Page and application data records
================================

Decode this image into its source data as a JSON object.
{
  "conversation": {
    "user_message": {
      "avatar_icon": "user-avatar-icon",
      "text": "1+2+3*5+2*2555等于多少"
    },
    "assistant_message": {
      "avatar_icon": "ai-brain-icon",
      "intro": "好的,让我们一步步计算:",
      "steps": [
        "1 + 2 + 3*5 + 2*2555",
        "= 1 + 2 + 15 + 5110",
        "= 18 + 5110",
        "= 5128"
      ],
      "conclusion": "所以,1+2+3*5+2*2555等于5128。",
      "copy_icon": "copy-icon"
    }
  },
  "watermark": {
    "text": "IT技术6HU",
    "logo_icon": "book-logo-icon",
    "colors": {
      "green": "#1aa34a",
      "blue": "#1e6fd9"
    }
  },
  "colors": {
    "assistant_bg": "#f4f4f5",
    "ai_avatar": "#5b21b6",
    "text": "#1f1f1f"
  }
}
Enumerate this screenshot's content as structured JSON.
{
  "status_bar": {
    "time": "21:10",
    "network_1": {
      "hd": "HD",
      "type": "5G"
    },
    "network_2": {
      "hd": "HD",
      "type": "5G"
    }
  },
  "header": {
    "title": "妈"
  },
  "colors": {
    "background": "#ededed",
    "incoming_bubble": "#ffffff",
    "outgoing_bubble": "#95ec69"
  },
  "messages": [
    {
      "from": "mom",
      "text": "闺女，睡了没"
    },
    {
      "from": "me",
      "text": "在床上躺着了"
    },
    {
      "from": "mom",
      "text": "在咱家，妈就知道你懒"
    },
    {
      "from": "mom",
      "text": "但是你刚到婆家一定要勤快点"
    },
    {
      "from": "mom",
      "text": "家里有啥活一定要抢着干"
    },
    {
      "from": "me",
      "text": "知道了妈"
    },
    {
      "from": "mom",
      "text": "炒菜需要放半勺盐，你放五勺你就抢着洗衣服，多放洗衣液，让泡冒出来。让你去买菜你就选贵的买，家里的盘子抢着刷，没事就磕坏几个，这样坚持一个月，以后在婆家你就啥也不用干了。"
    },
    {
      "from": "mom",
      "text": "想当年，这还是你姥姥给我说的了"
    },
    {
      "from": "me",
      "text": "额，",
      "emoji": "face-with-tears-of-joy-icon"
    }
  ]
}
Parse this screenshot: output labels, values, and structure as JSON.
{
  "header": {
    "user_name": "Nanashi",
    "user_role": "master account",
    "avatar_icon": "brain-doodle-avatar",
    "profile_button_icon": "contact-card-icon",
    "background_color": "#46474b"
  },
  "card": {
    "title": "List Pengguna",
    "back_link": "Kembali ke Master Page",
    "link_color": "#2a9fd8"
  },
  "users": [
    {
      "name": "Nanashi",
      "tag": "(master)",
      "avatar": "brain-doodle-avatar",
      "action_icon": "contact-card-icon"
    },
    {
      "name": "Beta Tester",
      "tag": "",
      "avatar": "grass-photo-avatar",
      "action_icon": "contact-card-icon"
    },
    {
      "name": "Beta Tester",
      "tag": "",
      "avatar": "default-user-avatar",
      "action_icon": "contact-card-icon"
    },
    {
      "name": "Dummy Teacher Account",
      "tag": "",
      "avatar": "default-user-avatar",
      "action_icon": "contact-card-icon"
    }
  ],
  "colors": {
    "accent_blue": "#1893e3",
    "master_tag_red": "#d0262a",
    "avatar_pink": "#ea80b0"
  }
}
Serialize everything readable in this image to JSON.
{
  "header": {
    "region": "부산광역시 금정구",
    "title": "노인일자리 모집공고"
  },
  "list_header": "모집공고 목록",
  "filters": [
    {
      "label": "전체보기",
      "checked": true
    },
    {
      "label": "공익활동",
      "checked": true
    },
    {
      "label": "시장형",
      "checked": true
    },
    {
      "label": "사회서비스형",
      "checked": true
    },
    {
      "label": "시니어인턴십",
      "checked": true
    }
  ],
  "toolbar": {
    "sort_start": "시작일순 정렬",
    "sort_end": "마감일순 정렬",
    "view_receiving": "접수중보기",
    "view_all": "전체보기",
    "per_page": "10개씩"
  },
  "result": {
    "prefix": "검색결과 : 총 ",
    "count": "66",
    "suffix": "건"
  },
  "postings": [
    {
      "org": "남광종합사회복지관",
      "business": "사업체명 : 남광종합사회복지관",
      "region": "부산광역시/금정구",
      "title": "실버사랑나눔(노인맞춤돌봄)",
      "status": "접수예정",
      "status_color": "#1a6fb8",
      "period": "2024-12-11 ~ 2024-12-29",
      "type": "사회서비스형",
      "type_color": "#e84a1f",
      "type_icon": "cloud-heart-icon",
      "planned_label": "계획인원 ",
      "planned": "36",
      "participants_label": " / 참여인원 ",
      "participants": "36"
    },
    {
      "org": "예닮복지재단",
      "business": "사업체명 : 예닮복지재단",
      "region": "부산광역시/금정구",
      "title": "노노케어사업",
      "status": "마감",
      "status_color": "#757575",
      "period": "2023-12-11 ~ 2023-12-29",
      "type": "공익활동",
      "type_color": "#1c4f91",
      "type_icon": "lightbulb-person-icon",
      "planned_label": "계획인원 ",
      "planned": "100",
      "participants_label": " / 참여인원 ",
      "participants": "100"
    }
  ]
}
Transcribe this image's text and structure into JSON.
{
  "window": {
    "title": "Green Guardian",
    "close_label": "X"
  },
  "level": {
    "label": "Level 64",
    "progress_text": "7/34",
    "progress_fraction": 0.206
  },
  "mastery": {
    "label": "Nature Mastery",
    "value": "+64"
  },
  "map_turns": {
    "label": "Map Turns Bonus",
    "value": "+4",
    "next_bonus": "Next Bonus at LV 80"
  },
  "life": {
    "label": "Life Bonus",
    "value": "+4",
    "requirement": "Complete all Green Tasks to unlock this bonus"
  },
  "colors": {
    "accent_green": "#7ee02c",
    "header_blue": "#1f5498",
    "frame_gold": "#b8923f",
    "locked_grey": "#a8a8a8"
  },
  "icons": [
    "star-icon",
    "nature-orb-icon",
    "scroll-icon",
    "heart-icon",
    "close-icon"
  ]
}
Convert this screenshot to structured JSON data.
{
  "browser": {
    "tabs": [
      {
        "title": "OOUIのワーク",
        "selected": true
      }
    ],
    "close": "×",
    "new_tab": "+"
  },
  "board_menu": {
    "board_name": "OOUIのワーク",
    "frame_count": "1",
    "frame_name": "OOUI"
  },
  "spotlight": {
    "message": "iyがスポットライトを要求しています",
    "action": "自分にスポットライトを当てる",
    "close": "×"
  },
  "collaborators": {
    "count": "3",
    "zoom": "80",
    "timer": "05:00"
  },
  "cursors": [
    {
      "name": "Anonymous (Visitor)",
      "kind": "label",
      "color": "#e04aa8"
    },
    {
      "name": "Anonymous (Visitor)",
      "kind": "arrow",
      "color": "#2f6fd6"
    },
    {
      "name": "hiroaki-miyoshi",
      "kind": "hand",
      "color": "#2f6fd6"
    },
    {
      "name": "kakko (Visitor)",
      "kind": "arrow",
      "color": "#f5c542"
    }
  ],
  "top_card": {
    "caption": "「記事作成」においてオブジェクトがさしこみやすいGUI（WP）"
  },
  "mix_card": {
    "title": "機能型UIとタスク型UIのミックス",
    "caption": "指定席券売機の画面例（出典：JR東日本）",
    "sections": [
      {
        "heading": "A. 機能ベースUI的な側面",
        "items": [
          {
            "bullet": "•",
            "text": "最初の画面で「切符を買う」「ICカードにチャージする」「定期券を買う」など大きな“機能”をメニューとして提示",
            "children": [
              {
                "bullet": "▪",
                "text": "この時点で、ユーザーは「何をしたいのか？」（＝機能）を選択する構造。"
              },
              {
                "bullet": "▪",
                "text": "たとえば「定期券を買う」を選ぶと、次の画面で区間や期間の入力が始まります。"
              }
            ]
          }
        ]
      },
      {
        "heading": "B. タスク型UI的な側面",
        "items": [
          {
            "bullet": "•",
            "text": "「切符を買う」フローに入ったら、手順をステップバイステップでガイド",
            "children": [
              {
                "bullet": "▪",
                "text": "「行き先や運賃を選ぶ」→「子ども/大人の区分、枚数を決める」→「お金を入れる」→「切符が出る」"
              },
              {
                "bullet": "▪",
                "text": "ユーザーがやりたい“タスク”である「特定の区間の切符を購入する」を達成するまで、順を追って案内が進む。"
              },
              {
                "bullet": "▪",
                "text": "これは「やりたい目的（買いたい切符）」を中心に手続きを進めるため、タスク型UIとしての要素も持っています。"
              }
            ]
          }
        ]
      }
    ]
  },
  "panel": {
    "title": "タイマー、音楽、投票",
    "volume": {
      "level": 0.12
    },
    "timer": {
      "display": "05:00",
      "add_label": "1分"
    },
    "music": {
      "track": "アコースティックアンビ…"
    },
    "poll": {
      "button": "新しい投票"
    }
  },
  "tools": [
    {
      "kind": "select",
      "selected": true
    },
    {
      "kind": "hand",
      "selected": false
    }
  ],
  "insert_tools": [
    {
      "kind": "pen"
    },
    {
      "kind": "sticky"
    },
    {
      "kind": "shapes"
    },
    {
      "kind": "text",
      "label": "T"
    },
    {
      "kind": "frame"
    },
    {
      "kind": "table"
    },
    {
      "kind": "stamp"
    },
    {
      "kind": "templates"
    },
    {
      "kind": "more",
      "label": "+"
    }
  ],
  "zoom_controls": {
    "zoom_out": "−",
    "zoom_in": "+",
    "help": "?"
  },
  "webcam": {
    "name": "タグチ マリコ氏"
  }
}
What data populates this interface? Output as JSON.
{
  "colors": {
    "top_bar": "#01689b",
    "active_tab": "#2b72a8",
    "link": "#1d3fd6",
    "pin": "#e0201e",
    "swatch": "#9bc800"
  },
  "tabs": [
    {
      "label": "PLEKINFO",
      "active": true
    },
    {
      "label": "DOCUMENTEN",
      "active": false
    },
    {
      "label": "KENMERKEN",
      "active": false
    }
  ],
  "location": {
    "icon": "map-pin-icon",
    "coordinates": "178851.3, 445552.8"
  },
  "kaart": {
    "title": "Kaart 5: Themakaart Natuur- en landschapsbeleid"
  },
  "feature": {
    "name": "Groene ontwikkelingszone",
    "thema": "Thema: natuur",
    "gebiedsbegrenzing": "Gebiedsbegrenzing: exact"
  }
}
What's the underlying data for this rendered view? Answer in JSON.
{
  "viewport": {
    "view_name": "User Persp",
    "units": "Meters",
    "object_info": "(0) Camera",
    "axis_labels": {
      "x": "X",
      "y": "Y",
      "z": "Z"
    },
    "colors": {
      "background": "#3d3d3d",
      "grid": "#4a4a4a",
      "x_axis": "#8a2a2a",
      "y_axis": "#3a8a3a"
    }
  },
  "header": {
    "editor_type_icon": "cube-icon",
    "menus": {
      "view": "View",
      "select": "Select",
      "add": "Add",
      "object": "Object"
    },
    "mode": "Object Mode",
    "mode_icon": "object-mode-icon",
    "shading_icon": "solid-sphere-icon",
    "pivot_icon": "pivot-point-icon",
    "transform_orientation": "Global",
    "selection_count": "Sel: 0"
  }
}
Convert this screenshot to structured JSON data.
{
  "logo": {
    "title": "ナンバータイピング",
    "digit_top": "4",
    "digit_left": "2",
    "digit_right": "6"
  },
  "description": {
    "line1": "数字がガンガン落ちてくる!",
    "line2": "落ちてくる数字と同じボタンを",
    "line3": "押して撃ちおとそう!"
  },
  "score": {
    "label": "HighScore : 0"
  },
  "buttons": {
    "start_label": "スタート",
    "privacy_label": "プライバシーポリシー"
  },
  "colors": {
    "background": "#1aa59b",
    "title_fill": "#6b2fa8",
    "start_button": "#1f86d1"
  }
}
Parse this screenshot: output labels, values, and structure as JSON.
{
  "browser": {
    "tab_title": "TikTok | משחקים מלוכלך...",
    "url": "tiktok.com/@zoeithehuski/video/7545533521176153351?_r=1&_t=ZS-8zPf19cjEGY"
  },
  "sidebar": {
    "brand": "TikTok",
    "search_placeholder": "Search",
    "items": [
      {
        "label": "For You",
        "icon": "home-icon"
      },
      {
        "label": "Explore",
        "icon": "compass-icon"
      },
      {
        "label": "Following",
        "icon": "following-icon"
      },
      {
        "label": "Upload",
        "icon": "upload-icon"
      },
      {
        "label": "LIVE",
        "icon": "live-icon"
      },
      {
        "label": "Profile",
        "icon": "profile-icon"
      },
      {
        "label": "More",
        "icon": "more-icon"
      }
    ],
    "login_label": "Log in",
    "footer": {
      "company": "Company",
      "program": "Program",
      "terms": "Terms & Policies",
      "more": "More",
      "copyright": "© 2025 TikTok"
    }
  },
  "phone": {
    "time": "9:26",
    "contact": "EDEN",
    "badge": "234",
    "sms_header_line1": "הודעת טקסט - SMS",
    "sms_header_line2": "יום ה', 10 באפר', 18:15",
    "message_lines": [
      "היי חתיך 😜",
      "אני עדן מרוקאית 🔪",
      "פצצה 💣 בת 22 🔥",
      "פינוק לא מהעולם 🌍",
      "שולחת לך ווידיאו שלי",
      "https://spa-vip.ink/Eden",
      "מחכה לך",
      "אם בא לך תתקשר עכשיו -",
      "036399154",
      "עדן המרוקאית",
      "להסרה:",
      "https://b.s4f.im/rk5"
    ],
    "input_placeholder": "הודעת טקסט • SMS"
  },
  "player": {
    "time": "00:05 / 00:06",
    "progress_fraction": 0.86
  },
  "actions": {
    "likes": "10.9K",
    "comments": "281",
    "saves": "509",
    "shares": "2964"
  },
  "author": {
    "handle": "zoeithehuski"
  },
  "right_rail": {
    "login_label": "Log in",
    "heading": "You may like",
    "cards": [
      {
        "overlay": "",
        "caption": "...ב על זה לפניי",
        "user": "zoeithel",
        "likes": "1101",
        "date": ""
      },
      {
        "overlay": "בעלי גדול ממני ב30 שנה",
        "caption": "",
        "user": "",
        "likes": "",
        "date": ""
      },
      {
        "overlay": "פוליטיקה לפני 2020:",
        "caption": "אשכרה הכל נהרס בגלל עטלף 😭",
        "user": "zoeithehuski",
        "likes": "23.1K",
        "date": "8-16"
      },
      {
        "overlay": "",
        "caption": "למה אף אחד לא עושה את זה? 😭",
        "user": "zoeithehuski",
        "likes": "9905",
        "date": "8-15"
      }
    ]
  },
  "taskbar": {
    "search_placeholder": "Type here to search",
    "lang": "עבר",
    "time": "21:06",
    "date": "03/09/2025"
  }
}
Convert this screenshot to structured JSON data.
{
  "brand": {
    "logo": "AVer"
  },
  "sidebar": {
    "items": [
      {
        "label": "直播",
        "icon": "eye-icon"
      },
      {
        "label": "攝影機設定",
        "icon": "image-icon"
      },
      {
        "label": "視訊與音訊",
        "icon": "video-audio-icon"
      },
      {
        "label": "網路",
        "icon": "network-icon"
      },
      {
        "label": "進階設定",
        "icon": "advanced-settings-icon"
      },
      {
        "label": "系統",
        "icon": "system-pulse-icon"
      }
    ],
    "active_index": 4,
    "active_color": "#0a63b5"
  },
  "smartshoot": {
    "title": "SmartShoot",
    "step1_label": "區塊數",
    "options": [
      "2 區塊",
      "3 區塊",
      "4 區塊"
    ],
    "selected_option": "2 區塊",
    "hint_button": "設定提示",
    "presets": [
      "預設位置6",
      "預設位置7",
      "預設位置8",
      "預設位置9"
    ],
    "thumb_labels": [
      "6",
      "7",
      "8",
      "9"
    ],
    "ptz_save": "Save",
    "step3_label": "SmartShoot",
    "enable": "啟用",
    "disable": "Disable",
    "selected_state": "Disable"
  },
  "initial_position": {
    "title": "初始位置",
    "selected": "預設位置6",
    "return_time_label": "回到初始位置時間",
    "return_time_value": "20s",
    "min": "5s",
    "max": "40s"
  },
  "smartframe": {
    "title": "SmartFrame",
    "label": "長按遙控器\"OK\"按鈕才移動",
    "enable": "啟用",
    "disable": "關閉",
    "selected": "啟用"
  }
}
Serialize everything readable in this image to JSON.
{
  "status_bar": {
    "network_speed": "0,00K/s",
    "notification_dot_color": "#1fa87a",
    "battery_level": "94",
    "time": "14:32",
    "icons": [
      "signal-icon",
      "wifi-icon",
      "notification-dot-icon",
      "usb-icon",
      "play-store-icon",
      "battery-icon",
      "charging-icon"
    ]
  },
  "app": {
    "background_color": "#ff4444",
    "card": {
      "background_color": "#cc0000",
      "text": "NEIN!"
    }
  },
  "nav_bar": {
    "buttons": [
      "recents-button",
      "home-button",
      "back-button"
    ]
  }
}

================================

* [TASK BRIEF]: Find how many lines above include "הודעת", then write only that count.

* [OUTPUT OF THE TASK]: 2